WORK TO COMPLETE: From the entries below, gather each line containing the word "close".

(Data records for software interfaces)
===

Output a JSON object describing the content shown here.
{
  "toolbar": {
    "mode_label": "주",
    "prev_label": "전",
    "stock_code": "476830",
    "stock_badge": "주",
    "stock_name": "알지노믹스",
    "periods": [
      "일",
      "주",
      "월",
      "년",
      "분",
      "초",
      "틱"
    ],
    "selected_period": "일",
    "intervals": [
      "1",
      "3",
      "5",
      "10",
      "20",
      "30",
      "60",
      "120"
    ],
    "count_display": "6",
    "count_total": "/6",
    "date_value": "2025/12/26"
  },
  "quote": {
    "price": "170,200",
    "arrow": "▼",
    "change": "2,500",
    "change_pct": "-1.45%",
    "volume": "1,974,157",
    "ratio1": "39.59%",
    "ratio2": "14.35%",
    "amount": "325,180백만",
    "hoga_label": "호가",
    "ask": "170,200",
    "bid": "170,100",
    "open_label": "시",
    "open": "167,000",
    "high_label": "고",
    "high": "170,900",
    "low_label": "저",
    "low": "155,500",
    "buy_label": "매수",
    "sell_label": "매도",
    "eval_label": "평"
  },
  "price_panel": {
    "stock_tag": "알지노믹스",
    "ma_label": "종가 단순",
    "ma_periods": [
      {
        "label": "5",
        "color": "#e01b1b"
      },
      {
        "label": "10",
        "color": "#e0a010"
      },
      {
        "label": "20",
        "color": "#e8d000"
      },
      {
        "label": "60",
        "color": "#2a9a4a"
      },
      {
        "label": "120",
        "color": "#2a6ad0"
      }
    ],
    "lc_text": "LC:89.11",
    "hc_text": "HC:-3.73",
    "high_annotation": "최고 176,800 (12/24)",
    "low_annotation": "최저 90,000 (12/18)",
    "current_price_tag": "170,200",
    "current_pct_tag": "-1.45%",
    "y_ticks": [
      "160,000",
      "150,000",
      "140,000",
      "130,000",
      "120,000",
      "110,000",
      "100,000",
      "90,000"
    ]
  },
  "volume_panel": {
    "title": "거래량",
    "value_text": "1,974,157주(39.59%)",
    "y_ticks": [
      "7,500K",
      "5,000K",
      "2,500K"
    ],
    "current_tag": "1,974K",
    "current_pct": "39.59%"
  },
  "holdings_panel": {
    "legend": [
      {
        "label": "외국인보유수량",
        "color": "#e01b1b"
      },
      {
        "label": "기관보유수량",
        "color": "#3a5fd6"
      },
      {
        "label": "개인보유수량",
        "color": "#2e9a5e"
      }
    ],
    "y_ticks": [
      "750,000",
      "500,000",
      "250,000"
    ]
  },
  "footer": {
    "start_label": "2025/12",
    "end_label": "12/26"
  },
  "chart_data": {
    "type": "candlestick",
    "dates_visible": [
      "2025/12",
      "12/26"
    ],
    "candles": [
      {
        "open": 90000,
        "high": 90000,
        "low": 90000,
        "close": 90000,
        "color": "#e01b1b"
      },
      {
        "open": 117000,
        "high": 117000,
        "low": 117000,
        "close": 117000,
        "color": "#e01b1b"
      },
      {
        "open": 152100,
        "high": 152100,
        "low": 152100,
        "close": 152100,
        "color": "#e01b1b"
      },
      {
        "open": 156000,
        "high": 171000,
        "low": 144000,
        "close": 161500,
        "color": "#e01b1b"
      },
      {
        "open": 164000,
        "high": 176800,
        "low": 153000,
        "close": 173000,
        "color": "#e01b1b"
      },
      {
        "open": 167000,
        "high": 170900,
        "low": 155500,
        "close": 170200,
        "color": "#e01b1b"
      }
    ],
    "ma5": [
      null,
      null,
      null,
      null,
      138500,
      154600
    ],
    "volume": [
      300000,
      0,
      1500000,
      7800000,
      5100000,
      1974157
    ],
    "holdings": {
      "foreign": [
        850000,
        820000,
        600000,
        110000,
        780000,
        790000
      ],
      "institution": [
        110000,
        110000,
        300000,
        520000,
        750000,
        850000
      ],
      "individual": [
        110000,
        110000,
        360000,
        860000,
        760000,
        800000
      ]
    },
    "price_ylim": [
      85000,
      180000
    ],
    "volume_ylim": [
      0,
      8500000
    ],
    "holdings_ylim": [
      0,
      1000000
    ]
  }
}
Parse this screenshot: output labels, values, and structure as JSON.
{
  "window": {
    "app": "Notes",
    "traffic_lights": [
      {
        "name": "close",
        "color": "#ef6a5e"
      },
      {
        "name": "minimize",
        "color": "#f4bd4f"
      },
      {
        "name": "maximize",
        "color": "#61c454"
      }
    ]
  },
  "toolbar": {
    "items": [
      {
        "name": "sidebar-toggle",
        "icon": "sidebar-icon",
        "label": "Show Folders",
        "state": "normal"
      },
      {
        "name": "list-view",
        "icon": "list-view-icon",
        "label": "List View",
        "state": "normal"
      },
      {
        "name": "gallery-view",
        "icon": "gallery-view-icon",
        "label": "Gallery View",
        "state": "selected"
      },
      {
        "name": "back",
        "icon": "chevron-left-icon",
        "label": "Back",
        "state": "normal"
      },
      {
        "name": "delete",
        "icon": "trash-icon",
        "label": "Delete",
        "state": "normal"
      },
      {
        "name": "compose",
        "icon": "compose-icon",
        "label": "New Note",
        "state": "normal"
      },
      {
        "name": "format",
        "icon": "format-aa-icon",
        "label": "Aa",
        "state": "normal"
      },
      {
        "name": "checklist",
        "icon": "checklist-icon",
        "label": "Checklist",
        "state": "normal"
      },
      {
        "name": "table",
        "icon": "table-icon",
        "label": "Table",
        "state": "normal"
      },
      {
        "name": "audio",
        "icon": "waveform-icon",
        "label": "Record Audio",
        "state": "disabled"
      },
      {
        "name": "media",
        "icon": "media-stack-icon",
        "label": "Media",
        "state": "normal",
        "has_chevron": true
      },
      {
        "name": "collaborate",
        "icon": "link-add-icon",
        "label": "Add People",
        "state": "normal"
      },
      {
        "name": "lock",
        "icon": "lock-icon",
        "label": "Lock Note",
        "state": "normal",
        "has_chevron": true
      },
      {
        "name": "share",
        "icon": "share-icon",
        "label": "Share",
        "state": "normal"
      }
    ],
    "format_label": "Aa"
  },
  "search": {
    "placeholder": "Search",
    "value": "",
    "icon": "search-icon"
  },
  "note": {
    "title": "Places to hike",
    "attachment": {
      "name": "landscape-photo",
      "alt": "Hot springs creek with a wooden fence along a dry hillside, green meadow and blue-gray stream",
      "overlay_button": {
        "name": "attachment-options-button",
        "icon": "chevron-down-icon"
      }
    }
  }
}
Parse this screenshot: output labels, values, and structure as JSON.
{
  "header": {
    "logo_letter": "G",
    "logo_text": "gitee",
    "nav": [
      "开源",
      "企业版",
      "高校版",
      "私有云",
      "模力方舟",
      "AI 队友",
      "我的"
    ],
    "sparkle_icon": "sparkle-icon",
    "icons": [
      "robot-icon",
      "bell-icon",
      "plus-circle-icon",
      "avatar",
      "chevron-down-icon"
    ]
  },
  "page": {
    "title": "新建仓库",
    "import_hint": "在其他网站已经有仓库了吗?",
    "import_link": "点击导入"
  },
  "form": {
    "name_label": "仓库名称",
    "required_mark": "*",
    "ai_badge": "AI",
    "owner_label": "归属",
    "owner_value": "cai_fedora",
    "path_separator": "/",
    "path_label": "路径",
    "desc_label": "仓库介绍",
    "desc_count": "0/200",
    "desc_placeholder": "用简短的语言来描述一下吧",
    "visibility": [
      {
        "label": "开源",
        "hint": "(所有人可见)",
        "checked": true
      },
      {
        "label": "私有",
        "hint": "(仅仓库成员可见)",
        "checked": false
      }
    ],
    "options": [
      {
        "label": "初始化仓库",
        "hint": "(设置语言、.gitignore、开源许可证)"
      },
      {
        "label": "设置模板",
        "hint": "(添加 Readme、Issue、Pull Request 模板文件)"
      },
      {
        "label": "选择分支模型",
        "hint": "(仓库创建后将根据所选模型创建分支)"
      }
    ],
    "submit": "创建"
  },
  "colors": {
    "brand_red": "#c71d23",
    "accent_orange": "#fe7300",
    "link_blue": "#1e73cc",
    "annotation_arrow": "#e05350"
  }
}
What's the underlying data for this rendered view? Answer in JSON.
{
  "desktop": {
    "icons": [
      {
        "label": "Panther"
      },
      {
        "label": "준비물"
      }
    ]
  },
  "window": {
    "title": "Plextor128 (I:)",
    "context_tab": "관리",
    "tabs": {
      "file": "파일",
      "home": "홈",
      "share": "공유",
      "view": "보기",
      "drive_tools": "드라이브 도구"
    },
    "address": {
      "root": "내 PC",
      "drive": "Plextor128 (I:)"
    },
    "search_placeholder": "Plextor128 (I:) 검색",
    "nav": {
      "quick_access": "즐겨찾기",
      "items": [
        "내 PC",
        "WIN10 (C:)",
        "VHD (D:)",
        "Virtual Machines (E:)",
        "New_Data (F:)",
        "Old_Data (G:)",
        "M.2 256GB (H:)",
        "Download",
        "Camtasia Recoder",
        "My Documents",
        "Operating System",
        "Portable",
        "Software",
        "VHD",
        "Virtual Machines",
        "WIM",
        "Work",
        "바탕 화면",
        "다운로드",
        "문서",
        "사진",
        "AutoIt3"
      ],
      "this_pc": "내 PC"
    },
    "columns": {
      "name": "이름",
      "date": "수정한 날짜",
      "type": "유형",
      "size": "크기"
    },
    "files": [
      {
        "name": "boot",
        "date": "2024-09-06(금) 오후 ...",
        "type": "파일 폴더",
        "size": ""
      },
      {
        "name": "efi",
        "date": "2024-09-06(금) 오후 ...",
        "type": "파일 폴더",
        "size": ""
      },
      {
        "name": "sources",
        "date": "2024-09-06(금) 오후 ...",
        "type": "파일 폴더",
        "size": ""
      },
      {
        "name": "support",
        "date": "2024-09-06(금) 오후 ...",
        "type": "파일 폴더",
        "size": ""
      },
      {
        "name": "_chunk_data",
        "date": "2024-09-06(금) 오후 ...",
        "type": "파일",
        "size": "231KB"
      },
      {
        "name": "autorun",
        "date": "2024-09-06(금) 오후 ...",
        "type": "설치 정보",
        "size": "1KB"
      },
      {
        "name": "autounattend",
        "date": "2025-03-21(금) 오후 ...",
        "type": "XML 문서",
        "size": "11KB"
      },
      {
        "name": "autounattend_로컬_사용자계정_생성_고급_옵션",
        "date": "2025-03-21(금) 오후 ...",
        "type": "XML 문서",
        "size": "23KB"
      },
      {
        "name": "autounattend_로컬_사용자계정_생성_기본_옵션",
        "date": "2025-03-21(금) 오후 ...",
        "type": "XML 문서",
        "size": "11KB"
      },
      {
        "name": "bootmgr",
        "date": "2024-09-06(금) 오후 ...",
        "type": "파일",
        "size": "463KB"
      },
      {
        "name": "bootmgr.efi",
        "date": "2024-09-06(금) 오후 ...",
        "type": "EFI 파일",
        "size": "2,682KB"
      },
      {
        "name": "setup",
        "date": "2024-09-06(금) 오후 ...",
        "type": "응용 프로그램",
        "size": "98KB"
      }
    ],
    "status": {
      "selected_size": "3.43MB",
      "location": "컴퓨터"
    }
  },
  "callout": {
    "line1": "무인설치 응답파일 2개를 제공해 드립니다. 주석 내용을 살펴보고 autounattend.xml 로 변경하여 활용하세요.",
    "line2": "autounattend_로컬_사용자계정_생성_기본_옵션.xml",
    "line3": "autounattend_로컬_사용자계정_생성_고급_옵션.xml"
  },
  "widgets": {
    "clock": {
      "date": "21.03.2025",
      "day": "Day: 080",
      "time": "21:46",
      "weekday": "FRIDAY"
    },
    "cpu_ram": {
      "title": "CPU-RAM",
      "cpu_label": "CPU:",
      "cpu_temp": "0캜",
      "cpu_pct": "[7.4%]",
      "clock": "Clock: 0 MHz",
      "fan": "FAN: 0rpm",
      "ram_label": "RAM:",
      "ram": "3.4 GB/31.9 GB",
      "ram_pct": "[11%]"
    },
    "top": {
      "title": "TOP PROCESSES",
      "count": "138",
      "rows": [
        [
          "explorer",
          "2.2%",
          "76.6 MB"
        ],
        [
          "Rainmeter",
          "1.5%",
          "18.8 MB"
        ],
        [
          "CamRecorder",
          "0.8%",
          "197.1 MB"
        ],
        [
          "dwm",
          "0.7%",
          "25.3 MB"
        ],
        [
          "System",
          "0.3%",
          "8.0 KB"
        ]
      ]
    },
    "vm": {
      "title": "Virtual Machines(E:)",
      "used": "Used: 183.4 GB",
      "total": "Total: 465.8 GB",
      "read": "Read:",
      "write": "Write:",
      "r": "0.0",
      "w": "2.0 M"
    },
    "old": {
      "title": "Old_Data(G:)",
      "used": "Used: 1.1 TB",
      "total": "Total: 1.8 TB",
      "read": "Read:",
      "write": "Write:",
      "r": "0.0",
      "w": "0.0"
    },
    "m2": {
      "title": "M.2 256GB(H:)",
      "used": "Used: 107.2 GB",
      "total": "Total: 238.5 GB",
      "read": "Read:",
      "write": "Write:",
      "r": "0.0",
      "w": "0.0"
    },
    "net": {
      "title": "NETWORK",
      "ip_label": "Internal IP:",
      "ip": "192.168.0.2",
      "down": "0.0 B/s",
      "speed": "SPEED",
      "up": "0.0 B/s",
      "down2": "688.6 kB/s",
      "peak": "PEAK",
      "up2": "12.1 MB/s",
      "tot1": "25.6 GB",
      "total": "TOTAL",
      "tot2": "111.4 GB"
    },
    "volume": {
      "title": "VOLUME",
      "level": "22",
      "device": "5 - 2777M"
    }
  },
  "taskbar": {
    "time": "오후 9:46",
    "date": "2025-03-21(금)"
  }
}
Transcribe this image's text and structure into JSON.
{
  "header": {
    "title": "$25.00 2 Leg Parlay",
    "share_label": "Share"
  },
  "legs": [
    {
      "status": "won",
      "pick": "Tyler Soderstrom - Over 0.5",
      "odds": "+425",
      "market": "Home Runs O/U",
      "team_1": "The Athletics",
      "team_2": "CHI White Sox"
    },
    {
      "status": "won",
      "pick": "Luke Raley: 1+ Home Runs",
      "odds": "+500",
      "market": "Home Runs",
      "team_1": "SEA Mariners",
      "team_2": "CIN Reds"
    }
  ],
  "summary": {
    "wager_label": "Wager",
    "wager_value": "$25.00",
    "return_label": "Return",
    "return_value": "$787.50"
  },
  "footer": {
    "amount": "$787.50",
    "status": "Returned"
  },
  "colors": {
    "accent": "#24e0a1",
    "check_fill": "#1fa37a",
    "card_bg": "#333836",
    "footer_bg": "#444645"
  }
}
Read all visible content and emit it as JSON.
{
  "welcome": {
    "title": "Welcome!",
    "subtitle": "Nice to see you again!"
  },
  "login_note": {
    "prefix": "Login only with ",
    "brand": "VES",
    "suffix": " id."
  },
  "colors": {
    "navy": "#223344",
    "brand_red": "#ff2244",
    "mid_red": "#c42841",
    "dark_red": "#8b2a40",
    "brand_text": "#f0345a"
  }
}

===

FINISHED TASK:
        "close": 90000,
        "close": 117000,
        "close": 152100,
        "close": 161500,
        "close": 173000,
        "close": 170200,
        "name": "close",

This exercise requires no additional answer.